Now watch them spend all of Episode 3 on a careful, reasoned dissection of these characters. I would laugh my ass off and eat so much crow. I will say that I like the use of another hospital strike storyline a la Port Charles and Kiko Ellsworth is still a fine actor and a fine man. I am beginning to wonder if there is a mole on-staff for the nefarious "Medcam" (or whatever) that Dr. Ford talks about, who changed Regina's entry on the bypass surgery, and if that mole could in fact be mean old Dr. Ford, the least obvious suspect. That would be very Guza.

Another STFU Epiphany moment: Epiphany throws shade on Nurse Jolene about Jason; "that man there is way out of your league." O SRY PIFFNY I DIDN NO THE BLOODTHIRSTY HITMAN WUZ 2 GUD 4 ME!!

First date etiquette lesson from Jase: NO CARJACKING, ASSAULT OR POTENTIAL RAPE.
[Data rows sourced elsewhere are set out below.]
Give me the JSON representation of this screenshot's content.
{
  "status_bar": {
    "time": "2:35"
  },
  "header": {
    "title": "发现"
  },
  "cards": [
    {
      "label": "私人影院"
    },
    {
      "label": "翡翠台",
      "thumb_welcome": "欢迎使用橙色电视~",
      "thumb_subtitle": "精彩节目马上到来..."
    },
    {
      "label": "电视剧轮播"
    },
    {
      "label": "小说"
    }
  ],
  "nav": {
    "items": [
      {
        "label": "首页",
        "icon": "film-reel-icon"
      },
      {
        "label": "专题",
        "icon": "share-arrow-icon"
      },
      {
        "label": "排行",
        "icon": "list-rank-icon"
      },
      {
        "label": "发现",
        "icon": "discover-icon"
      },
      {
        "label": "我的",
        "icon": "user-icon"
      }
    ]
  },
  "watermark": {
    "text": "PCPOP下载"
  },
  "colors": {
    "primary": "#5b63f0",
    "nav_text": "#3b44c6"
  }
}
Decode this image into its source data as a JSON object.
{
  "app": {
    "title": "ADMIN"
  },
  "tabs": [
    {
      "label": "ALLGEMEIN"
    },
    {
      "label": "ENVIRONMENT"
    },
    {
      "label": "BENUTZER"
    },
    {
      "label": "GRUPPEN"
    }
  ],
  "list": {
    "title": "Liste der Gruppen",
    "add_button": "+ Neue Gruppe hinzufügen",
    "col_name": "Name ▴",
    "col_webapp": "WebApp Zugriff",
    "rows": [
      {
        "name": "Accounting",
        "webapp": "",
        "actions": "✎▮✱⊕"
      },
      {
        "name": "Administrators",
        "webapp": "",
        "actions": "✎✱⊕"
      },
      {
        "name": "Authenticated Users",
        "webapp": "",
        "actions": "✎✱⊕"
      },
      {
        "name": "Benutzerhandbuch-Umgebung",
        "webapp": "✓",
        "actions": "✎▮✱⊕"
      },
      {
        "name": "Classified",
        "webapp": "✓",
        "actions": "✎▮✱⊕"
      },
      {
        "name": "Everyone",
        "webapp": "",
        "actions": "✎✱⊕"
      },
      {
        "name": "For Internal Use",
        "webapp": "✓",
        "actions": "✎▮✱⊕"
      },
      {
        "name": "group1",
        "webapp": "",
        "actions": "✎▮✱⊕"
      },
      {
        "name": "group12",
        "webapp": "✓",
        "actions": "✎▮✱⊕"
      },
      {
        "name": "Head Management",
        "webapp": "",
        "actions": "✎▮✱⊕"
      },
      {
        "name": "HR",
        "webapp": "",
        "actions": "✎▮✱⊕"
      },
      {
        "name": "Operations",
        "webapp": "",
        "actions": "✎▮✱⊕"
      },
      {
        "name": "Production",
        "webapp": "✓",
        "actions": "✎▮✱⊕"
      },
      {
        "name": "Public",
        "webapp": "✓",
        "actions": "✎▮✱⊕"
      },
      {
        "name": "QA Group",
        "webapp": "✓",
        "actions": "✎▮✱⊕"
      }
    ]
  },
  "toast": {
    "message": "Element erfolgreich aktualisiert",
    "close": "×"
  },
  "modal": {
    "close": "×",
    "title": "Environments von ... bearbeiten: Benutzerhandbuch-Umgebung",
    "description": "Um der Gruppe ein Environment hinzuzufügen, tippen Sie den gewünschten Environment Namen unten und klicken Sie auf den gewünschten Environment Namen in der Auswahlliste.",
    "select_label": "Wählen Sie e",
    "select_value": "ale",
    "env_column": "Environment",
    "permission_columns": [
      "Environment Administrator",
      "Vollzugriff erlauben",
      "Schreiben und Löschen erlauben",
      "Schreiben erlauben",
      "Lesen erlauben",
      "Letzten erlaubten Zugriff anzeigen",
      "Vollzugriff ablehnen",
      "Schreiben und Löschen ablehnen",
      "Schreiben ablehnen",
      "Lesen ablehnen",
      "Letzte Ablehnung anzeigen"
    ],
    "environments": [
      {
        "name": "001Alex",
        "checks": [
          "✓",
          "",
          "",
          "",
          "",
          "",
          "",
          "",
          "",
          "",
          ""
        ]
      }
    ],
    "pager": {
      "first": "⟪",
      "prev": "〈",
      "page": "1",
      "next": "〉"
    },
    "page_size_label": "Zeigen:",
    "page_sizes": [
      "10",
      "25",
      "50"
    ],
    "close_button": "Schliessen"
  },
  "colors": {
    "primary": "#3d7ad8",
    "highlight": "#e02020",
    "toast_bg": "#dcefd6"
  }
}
...They come together in an emotional moment, collide, and come out with a mutual human understanding, and then there are no gay people! It's just like Crash! Seriously, what the fuck was that?! Corporal Emo wants his drugs, or maybe he wants Lainey to understand his pain and go on a date with him, so he ATTACKS HER IN THE PARKING LOT. Smooth. And this being a Bob Guza show, it's all about Sgt. Macho putting his boot to the neck of the woman who's been "putting on airs." "I was making a point," Cpl. Emo tells Lainey, about his helplessness due to Gulf War Syndrome or whatever (he's a Iraq vet) . That's great. Why did Lainey not also "make a point" by taking an aluminum bat to his crotch? The man goddamn fucking mugged her in the fucking goddamn parking lot and now he wants her to take him on as a patient and go out with him. Jesus H. fucking Christ. What the fuckity fuck. I can't even, okay, nevermind. Nevermind.

I will give Dr. 21 Jump Street some props this week in his bit with Maxie, despite still being absolutely Christing ugly. "How good are you?" "The best. At what?" Hee.

There is actually no reason for my putting up this shot of Spinelli's spread legs. Um, I apologize. To humanity.

Slow episode, slow week, lame recap. Next plz.

1 comment:

zarathelawyer said...

Right there with you, on everything. Except Spinelli's legs.